PROBLEM REQUIREMENTS: Copy the data below in full, exactly as it appears.

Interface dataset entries
++++++++++
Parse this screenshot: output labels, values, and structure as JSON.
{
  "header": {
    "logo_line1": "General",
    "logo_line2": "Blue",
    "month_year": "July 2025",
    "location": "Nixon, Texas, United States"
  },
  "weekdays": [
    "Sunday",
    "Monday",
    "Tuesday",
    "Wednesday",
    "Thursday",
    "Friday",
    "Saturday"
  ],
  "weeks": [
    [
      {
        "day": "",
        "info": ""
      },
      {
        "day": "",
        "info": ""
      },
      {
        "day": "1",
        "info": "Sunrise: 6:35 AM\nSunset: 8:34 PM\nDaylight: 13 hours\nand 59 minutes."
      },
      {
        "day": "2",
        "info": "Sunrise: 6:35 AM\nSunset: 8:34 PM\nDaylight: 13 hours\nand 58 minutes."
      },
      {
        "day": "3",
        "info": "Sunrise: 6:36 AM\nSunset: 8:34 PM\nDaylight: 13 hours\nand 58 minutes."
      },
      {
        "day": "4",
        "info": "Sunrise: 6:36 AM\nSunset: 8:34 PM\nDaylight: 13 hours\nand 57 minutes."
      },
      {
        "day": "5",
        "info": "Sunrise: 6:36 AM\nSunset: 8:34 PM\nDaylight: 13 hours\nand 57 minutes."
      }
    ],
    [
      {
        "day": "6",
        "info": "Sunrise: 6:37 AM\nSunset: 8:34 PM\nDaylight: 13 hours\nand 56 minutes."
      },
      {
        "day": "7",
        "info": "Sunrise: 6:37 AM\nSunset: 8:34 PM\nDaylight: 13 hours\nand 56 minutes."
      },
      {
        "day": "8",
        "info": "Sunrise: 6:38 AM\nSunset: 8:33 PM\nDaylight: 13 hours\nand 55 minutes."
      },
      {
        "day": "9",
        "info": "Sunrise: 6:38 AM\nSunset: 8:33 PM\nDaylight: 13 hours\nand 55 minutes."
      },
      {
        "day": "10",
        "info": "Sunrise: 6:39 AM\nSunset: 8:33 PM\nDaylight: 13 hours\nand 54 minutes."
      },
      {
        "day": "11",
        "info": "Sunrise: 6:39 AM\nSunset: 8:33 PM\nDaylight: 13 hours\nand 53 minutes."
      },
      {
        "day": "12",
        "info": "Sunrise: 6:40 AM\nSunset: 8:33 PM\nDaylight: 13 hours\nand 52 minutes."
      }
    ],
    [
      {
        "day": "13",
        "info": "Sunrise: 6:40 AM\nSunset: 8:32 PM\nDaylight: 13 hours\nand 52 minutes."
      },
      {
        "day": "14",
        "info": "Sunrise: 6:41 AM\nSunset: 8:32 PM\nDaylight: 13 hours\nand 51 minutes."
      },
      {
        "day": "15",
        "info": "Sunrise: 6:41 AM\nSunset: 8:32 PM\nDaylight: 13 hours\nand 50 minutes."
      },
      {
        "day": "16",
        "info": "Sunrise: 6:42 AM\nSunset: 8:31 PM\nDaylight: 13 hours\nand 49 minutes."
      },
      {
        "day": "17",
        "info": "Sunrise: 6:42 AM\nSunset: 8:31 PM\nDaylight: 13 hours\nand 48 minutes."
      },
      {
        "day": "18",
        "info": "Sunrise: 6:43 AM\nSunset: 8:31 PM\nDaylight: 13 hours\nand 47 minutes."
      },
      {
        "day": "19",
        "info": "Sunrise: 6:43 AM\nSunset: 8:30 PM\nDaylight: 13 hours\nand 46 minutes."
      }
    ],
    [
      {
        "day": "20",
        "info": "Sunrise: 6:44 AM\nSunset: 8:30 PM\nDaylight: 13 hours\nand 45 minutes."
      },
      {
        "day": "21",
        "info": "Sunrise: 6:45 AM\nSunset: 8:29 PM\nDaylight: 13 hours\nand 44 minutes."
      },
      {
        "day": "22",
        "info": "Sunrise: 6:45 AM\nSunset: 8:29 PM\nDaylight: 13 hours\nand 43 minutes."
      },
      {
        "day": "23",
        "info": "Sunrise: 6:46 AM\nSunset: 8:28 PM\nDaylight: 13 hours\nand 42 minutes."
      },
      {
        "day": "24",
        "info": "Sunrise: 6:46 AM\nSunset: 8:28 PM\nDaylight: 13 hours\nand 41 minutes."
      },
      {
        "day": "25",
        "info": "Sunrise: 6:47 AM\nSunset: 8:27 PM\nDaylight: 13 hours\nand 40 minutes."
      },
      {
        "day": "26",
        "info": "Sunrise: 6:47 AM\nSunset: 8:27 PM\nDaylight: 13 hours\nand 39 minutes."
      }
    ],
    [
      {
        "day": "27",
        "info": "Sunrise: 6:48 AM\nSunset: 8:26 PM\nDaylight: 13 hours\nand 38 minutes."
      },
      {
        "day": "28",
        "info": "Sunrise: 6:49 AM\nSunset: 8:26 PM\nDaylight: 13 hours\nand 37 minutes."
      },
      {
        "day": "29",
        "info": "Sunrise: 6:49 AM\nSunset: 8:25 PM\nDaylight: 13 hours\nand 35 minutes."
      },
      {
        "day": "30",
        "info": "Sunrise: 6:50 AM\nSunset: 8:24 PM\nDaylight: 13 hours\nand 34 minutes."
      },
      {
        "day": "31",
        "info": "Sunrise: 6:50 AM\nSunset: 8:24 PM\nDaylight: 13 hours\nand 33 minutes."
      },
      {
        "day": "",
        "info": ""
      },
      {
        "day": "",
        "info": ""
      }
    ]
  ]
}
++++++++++
EXERCISE ANSWER:
Parse this screenshot: output labels, values, and structure as JSON.
{
  "header": {
    "logo_line1": "General",
    "logo_line2": "Blue",
    "month_year": "July 2025",
    "location": "Nixon, Texas, United States"
  },
  "weekdays": [
    "Sunday",
    "Monday",
    "Tuesday",
    "Wednesday",
    "Thursday",
    "Friday",
    "Saturday"
  ],
  "weeks": [
    [
      {
        "day": "",
        "info": ""
      },
      {
        "day": "",
        "info": ""
      },
      {
        "day": "1",
        "info": "Sunrise: 6:35 AM\nSunset: 8:34 PM\nDaylight: 13 hours\nand 59 minutes."
      },
      {
        "day": "2",
        "info": "Sunrise: 6:35 AM\nSunset: 8:34 PM\nDaylight: 13 hours\nand 58 minutes."
      },
      {
        "day": "3",
        "info": "Sunrise: 6:36 AM\nSunset: 8:34 PM\nDaylight: 13 hours\nand 58 minutes."
      },
      {
        "day": "4",
        "info": "Sunrise: 6:36 AM\nSunset: 8:34 PM\nDaylight: 13 hours\nand 57 minutes."
      },
      {
        "day": "5",
        "info": "Sunrise: 6:36 AM\nSunset: 8:34 PM\nDaylight: 13 hours\nand 57 minutes."
      }
    ],
    [
      {
        "day": "6",
        "info": "Sunrise: 6:37 AM\nSunset: 8:34 PM\nDaylight: 13 hours\nand 56 minutes."
      },
      {
        "day": "7",
        "info": "Sunrise: 6:37 AM\nSunset: 8:34 PM\nDaylight: 13 hours\nand 56 minutes."
      },
      {
        "day": "8",
        "info": "Sunrise: 6:38 AM\nSunset: 8:33 PM\nDaylight: 13 hours\nand 55 minutes."
      },
      {
        "day": "9",
        "info": "Sunrise: 6:38 AM\nSunset: 8:33 PM\nDaylight: 13 hours\nand 55 minutes."
      },
      {
        "day": "10",
        "info": "Sunrise: 6:39 AM\nSunset: 8:33 PM\nDaylight: 13 hours\nand 54 minutes."
      },
      {
        "day": "11",
        "info": "Sunrise: 6:39 AM\nSunset: 8:33 PM\nDaylight: 13 hours\nand 53 minutes."
      },
      {
        "day": "12",
        "info": "Sunrise: 6:40 AM\nSunset: 8:33 PM\nDaylight: 13 hours\nand 52 minutes."
      }
    ],
    [
      {
        "day": "13",
        "info": "Sunrise: 6:40 AM\nSunset: 8:32 PM\nDaylight: 13 hours\nand 52 minutes."
      },
      {
        "day": "14",
        "info": "Sunrise: 6:41 AM\nSunset: 8:32 PM\nDaylight: 13 hours\nand 51 minutes."
      },
      {
        "day": "15",
        "info": "Sunrise: 6:41 AM\nSunset: 8:32 PM\nDaylight: 13 hours\nand 50 minutes."
      },
      {
        "day": "16",
        "info": "Sunrise: 6:42 AM\nSunset: 8:31 PM\nDaylight: 13 hours\nand 49 minutes."
      },
      {
        "day": "17",
        "info": "Sunrise: 6:42 AM\nSunset: 8:31 PM\nDaylight: 13 hours\nand 48 minutes."
      },
      {
        "day": "18",
        "info": "Sunrise: 6:43 AM\nSunset: 8:31 PM\nDaylight: 13 hours\nand 47 minutes."
      },
      {
        "day": "19",
        "info": "Sunrise: 6:43 AM\nSunset: 8:30 PM\nDaylight: 13 hours\nand 46 minutes."
      }
    ],
    [
      {
        "day": "20",
        "info": "Sunrise: 6:44 AM\nSunset: 8:30 PM\nDaylight: 13 hours\nand 45 minutes."
      },
      {
        "day": "21",
        "info": "Sunrise: 6:45 AM\nSunset: 8:29 PM\nDaylight: 13 hours\nand 44 minutes."
      },
      {
        "day": "22",
        "info": "Sunrise: 6:45 AM\nSunset: 8:29 PM\nDaylight: 13 hours\nand 43 minutes."
      },
      {
        "day": "23",
        "info": "Sunrise: 6:46 AM\nSunset: 8:28 PM\nDaylight: 13 hours\nand 42 minutes."
      },
      {
        "day": "24",
        "info": "Sunrise: 6:46 AM\nSunset: 8:28 PM\nDaylight: 13 hours\nand 41 minutes."
      },
      {
        "day": "25",
        "info": "Sunrise: 6:47 AM\nSunset: 8:27 PM\nDaylight: 13 hours\nand 40 minutes."
      },
      {
        "day": "26",
        "info": "Sunrise: 6:47 AM\nSunset: 8:27 PM\nDaylight: 13 hours\nand 39 minutes."
      }
    ],
    [
      {
        "day": "27",
        "info": "Sunrise: 6:48 AM\nSunset: 8:26 PM\nDaylight: 13 hours\nand 38 minutes."
      },
      {
        "day": "28",
        "info": "Sunrise: 6:49 AM\nSunset: 8:26 PM\nDaylight: 13 hours\nand 37 minutes."
      },
      {
        "day": "29",
        "info": "Sunrise: 6:49 AM\nSunset: 8:25 PM\nDaylight: 13 hours\nand 35 minutes."
      },
      {
        "day": "30",
        "info": "Sunrise: 6:50 AM\nSunset: 8:24 PM\nDaylight: 13 hours\nand 34 minutes."
      },
      {
        "day": "31",
        "info": "Sunrise: 6:50 AM\nSunset: 8:24 PM\nDaylight: 13 hours\nand 33 minutes."
      },
      {
        "day": "",
        "info": ""
      },
      {
        "day": "",
        "info": ""
      }
    ]
  ]
}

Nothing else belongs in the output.